» TASK TO COMPLETE:
Would you repeat each of the lines below exactly?
── MATERIAL PROVIDED ──
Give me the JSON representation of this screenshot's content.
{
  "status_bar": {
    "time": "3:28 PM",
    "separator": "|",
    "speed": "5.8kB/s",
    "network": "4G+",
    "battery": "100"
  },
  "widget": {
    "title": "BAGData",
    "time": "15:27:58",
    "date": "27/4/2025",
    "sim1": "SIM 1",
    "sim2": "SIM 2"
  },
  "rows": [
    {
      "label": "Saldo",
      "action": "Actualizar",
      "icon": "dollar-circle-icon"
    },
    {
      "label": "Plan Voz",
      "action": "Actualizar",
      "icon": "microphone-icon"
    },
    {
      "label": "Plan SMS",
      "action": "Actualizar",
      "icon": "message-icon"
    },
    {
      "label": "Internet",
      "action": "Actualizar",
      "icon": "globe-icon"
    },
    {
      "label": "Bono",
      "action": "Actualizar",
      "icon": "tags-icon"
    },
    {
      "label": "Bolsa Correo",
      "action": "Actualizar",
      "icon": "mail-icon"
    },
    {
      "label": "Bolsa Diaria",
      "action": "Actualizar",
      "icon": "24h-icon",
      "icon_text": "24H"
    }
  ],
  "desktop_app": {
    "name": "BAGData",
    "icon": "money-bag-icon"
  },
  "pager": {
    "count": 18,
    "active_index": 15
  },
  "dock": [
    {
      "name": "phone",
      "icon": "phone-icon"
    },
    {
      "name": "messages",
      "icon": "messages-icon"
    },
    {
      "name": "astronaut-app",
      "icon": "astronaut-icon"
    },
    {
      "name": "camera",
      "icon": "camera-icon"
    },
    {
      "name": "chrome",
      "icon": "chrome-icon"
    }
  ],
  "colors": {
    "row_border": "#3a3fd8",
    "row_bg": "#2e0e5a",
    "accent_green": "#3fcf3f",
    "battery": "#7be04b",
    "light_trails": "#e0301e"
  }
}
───
» SOLUTION TO THE PROBLEM:
Give me the JSON representation of this screenshot's content.
{
  "status_bar": {
    "time": "3:28 PM",
    "separator": "|",
    "speed": "5.8kB/s",
    "network": "4G+",
    "battery": "100"
  },
  "widget": {
    "title": "BAGData",
    "time": "15:27:58",
    "date": "27/4/2025",
    "sim1": "SIM 1",
    "sim2": "SIM 2"
  },
  "rows": [
    {
      "label": "Saldo",
      "action": "Actualizar",
      "icon": "dollar-circle-icon"
    },
    {
      "label": "Plan Voz",
      "action": "Actualizar",
      "icon": "microphone-icon"
    },
    {
      "label": "Plan SMS",
      "action": "Actualizar",
      "icon": "message-icon"
    },
    {
      "label": "Internet",
      "action": "Actualizar",
      "icon": "globe-icon"
    },
    {
      "label": "Bono",
      "action": "Actualizar",
      "icon": "tags-icon"
    },
    {
      "label": "Bolsa Correo",
      "action": "Actualizar",
      "icon": "mail-icon"
    },
    {
      "label": "Bolsa Diaria",
      "action": "Actualizar",
      "icon": "24h-icon",
      "icon_text": "24H"
    }
  ],
  "desktop_app": {
    "name": "BAGData",
    "icon": "money-bag-icon"
  },
  "pager": {
    "count": 18,
    "active_index": 15
  },
  "dock": [
    {
      "name": "phone",
      "icon": "phone-icon"
    },
    {
      "name": "messages",
      "icon": "messages-icon"
    },
    {
      "name": "astronaut-app",
      "icon": "astronaut-icon"
    },
    {
      "name": "camera",
      "icon": "camera-icon"
    },
    {
      "name": "chrome",
      "icon": "chrome-icon"
    }
  ],
  "colors": {
    "row_border": "#3a3fd8",
    "row_bg": "#2e0e5a",
    "accent_green": "#3fcf3f",
    "battery": "#7be04b",
    "light_trails": "#e0301e"
  }
}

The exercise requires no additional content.